--- DATASET EXCERPTS ---
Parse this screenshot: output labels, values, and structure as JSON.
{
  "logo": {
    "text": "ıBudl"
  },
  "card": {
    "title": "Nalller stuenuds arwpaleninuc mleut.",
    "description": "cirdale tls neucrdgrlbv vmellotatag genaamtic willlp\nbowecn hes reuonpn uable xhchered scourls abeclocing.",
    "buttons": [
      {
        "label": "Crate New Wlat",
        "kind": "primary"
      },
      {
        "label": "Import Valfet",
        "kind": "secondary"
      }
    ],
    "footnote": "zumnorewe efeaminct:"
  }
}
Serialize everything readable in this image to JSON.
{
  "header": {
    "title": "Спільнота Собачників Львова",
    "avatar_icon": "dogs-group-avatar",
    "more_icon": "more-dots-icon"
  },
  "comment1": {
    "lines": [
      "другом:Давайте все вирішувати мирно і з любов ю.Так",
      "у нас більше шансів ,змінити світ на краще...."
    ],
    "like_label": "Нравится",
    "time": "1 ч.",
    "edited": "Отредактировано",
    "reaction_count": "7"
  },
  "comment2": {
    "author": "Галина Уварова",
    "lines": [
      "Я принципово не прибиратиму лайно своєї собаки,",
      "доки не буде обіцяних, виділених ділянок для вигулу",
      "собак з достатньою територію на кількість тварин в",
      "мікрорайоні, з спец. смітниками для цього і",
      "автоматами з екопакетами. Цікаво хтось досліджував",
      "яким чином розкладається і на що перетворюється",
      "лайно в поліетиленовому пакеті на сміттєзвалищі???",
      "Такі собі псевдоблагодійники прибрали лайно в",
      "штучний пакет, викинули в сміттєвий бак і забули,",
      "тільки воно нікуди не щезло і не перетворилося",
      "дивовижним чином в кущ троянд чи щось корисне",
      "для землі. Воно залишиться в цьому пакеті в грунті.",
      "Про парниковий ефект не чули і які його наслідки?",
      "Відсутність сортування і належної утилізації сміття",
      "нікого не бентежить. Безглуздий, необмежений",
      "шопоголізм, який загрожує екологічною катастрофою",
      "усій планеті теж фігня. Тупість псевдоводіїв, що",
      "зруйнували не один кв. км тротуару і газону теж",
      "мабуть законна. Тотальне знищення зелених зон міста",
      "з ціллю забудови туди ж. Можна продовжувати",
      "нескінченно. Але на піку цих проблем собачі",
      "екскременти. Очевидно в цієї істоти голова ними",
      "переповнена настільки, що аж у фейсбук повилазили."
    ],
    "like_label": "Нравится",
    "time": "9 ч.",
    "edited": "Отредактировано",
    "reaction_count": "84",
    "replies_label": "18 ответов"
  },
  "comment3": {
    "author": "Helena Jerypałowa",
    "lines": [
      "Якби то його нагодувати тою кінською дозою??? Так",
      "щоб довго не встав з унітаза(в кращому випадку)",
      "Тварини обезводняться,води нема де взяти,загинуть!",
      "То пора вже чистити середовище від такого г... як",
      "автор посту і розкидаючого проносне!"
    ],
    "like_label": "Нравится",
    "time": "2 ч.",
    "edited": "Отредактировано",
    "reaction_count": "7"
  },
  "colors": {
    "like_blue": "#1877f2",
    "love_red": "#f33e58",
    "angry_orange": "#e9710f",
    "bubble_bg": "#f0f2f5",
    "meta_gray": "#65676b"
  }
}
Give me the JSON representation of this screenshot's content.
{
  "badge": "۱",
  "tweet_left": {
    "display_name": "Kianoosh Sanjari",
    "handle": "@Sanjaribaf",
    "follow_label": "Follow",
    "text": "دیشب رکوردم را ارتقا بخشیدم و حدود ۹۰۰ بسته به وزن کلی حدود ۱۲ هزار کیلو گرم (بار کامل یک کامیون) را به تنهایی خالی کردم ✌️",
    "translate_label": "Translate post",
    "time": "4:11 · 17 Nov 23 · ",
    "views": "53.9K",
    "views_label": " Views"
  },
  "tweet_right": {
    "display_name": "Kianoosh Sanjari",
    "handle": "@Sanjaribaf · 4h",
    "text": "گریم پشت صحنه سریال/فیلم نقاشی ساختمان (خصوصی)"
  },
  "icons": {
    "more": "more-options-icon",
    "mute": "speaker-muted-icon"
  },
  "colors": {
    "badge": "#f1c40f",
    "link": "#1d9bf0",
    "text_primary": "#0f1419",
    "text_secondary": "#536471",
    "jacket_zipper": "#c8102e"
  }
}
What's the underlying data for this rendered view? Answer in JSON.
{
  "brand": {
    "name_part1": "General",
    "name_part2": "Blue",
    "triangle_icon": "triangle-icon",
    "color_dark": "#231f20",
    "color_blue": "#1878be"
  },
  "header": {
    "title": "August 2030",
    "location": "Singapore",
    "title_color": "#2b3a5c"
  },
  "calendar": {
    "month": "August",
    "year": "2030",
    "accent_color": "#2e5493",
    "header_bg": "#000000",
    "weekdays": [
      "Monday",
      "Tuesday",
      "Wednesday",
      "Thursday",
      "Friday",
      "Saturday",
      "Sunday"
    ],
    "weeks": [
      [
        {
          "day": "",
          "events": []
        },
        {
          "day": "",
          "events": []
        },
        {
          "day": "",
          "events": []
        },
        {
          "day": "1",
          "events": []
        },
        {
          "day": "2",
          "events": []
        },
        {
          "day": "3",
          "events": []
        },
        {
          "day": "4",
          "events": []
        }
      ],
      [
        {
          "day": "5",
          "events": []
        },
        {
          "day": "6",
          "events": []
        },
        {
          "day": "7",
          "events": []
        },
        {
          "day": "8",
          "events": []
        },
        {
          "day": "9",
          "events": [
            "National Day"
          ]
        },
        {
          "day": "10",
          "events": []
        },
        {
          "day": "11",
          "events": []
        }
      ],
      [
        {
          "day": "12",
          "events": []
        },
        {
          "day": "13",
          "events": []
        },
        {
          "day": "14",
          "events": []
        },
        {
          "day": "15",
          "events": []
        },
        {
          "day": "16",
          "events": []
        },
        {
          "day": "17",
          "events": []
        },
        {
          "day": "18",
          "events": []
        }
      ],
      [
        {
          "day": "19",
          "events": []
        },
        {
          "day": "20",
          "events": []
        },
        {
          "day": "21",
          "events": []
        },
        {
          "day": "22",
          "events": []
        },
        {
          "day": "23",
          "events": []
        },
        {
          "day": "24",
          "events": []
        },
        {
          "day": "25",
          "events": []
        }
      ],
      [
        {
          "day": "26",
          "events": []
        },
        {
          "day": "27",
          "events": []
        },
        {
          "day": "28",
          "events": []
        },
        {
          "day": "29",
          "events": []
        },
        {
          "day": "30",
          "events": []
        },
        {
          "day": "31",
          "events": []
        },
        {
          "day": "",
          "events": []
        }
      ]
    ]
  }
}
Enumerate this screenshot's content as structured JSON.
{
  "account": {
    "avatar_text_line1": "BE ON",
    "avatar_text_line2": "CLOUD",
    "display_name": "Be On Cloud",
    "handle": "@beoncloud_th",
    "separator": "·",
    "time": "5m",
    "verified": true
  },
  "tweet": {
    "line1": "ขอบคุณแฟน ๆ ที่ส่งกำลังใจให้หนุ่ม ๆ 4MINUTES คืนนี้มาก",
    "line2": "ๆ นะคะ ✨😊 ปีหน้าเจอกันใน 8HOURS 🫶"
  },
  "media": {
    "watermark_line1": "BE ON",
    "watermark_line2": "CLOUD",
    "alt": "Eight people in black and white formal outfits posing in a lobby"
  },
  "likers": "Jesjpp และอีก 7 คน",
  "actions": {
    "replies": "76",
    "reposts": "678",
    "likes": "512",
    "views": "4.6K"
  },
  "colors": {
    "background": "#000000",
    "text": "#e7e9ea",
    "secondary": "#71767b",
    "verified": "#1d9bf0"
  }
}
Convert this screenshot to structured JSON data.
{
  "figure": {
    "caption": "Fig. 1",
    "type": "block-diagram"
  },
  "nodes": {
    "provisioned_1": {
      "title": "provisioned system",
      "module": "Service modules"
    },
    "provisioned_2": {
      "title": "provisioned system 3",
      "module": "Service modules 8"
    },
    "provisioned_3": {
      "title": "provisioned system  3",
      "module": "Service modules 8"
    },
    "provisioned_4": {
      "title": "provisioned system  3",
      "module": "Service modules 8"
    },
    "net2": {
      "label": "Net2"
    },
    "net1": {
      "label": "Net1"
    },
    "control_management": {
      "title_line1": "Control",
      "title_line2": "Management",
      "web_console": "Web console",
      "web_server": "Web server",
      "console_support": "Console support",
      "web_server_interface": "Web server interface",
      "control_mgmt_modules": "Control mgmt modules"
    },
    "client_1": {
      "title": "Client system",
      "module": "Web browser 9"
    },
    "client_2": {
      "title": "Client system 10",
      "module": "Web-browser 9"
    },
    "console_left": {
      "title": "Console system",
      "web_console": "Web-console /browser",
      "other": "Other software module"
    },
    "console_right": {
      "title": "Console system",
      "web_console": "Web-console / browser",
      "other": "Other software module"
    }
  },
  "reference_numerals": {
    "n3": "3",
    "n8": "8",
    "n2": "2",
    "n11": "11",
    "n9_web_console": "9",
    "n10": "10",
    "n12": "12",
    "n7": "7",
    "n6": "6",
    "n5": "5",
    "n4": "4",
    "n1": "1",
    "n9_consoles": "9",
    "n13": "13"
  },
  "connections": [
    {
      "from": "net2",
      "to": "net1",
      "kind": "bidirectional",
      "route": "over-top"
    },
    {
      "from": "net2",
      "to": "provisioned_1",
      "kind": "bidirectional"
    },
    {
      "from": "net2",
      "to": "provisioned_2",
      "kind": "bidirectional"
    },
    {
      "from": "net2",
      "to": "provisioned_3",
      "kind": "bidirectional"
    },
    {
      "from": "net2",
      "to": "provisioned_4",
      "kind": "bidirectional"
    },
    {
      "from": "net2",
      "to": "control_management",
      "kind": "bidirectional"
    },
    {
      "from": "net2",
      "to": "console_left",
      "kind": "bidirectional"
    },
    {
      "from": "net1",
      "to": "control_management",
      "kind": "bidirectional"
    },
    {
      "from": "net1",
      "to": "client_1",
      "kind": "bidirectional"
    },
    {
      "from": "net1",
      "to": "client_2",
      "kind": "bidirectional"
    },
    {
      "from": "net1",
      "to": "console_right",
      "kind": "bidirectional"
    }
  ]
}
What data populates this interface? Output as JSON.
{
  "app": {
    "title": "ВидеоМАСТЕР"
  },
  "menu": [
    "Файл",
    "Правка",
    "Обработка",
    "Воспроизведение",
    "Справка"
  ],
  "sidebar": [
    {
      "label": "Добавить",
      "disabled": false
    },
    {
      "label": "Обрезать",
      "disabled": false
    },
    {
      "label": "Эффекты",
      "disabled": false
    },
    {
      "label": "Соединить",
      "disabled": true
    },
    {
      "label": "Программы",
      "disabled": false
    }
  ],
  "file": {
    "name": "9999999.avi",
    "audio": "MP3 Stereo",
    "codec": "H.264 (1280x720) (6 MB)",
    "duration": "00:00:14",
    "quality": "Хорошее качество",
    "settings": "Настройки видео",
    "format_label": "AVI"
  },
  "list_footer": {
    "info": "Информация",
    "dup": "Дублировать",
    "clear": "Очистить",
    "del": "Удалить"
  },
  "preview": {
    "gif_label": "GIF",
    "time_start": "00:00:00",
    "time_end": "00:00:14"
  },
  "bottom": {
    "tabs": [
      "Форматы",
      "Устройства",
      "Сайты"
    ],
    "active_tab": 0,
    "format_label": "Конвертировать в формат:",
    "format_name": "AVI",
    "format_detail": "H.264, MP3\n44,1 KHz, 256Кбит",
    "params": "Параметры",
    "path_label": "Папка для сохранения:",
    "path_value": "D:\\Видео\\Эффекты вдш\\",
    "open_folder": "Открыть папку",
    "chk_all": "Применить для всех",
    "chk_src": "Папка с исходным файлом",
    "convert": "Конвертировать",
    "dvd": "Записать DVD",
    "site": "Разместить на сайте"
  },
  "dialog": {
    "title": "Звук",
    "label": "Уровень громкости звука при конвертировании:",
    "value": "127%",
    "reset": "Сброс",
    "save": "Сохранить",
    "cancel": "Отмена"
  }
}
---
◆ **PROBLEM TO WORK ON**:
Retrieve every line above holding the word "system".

◆ **ANSWER SPACE**:
      "title": "provisioned system",
      "title": "provisioned system 3",
      "title": "provisioned system  3",
      "title": "provisioned system  3",
      "title": "Client system",
      "title": "Client system 10",
      "title": "Console system",
      "title": "Console system",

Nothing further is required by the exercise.